PORTAGE | Some Portage City Council members are criticizing the mayor for sending snowplows to neighboring Gary on Wednesday to help with snow removal.
Mayor James Snyder said Thursday he reached out to Gary Mayor Karen Freeman-Wilson on Wednesday to offer assistance following this week's snow storm that dumped nearly 20 inches of snow in some parts of Gary.
He sent four snowplows to Gary to assist that city's crews to clean streets from 2:30 to 10:30 p.m. Two of the plows were called back to Portage in the late afternoon when snow began falling there again.
Snyder said he got the idea after he spoke with City Councilman Mark Oprisko, who told him the roads were impassable in some parts of Lake County and that Oprisko couldn't get to his business in Munster.
"I thought about how many of our residents who might not be able to get to work or residents from there who couldn't get to our stores," Snyder said.
Freeman-Wilson said she received a text from Snyder offering help.
"I looked at it from the perspective that we do mutual aid with fire and police," she said, adding her city was grateful for the help.
Oprisko, who led the criticism of Snyder's decision through a series of sometimes heated text messages between the mayor and City Council members Wednesday night, said he never suggested Snyder send city plows to help Gary or any other community.
"I'm highly irritated over this," Oprisko said Thursday.
"This has never been done before," he said, adding that while he believes mutual aid between communities is beneficial, that this week's snowstorm did not qualify as a catastrophe. "I could understand it if it was a tornado or a major fire. This was nothing major. It was a waste of our taxpayers' dollars. He should personally pay for it."
Oprisko said he also objected because Snyder did not consult the council, which is the fiscal body of the city, before sending the plows to Gary.
Council President Sue Lynch and member Liz Modesto agreed with Oprisko.
"I'm not opposed to helping out a community in a disaster," said Modesto, adding she didn't believe the snowstorm qualified. She also questioned taxing the limits of Portage's plow drivers who have worked hard this winter clearing Portage streets.
"I believe in mutual aid for the fire and police, but I'm not sure that extends to streets," said Lynch, adding making the decision without council input puts council members in a bad situation because they receive telephone calls from residents wanting to know what's happening.
"All we want is the facts, which is what we would have had had we been asked about it," she said.
Council member John Cannon said he supported Snyder's decision and believes he has the authority to make it without council input.

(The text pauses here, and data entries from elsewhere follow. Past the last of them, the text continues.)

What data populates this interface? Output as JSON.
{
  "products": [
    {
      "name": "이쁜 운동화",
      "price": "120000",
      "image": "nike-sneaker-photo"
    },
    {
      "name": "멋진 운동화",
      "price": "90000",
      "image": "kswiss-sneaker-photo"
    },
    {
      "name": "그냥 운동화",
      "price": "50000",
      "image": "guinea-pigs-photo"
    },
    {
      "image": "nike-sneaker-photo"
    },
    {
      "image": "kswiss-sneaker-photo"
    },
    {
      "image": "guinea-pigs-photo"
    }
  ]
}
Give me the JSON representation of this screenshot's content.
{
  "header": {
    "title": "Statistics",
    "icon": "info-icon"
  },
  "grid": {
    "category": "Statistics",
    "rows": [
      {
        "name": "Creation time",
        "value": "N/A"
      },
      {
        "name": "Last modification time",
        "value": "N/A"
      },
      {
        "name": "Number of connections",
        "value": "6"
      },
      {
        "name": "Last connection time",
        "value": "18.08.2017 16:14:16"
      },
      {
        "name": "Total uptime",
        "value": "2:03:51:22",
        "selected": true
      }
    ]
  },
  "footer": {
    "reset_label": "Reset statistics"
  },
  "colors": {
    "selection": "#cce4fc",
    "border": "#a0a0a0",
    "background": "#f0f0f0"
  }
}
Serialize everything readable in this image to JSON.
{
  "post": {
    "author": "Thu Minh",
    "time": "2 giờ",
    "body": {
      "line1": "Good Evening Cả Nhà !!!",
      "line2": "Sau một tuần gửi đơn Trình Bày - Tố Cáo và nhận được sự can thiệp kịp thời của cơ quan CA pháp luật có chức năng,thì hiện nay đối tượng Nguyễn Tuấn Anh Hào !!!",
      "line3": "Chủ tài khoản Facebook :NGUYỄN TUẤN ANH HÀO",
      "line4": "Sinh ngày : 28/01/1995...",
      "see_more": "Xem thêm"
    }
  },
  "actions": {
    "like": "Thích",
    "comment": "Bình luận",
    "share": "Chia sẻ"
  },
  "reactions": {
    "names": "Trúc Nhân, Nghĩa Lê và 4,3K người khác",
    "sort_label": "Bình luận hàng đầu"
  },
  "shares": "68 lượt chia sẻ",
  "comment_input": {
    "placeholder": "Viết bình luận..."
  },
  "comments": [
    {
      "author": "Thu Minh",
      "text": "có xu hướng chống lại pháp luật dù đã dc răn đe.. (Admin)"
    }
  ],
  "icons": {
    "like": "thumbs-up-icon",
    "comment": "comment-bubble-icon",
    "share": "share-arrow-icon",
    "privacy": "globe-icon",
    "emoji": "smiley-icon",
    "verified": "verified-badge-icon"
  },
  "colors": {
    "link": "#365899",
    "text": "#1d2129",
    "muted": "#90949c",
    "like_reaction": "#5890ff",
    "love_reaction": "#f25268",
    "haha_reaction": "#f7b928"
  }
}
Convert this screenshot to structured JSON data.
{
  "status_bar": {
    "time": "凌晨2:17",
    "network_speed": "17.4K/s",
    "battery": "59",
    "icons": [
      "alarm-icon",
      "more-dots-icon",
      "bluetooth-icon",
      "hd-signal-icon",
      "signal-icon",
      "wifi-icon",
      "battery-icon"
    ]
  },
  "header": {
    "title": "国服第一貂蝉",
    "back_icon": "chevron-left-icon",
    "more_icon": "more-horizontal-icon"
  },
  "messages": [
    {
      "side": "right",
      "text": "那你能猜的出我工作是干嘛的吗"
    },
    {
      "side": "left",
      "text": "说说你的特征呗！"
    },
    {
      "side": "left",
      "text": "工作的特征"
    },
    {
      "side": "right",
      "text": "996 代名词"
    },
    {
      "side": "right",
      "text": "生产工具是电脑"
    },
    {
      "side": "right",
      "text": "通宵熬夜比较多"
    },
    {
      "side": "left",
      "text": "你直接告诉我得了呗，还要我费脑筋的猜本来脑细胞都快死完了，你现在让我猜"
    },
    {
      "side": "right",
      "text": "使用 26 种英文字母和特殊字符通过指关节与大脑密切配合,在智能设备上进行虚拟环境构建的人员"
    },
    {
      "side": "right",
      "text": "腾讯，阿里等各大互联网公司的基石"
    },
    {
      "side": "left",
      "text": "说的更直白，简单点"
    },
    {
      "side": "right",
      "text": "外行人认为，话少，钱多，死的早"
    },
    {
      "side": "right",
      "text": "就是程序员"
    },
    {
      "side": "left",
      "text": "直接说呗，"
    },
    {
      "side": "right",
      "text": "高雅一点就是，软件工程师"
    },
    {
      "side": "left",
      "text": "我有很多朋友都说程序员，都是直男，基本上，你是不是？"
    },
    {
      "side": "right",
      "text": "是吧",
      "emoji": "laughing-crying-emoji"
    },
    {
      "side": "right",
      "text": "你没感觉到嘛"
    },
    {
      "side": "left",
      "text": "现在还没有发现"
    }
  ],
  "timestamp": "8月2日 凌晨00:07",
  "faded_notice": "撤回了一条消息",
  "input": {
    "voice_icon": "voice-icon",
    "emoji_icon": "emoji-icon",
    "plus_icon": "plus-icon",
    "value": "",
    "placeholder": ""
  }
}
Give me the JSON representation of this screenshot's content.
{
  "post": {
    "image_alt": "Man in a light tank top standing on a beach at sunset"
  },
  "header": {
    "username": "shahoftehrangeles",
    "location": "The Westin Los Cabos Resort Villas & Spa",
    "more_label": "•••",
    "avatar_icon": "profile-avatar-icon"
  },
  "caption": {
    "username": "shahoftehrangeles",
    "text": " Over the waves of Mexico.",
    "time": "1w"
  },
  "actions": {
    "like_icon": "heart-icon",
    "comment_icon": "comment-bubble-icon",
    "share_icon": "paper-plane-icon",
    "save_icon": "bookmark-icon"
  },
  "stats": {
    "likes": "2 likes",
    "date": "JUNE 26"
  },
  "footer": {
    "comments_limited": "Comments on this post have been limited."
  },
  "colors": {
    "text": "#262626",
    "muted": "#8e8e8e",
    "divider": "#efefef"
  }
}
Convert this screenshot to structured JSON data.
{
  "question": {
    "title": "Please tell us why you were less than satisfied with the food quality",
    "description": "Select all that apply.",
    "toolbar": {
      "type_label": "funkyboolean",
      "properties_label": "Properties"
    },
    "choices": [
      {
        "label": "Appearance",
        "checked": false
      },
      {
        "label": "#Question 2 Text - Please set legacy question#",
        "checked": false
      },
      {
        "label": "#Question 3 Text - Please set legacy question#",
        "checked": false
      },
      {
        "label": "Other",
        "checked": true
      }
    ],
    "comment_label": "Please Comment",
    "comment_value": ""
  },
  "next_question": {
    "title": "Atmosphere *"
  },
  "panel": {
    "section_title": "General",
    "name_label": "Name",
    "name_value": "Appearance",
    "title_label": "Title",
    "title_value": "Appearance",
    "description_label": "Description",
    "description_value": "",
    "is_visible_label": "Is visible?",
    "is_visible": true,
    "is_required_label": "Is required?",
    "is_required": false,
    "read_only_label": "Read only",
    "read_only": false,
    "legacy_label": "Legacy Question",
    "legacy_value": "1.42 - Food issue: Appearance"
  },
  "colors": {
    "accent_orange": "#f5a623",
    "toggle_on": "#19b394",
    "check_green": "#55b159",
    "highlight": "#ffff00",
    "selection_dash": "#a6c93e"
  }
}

"We have to reach out to the communities that need help. This was a catastrophic situation," he said, adding that 13 of his employees who live in Lake County couldn't get to work in Portage on Wednesday because of the snow.
Tim Bono, one of the plow drivers sent to Gary, said they helped in the Miller and Glen Park sections of the city, working with Gary drivers to open streets. Bono said drivers returned to Portage with full fuel tanks and salt supplies.
Snyder said he believes the gesture to Gary cost Portage residents less than $500.
"This administration will never apologize for helping our neighbors who faced disaster. By helping our neighbors in Gary, we helped Portage local businesses where some of those residents shop and work," Snyder said. "Our entire street department is holding their heads up high today because we were able to be on the giving end of help instead of the receiving end. The City Council should be holding theirs high as well."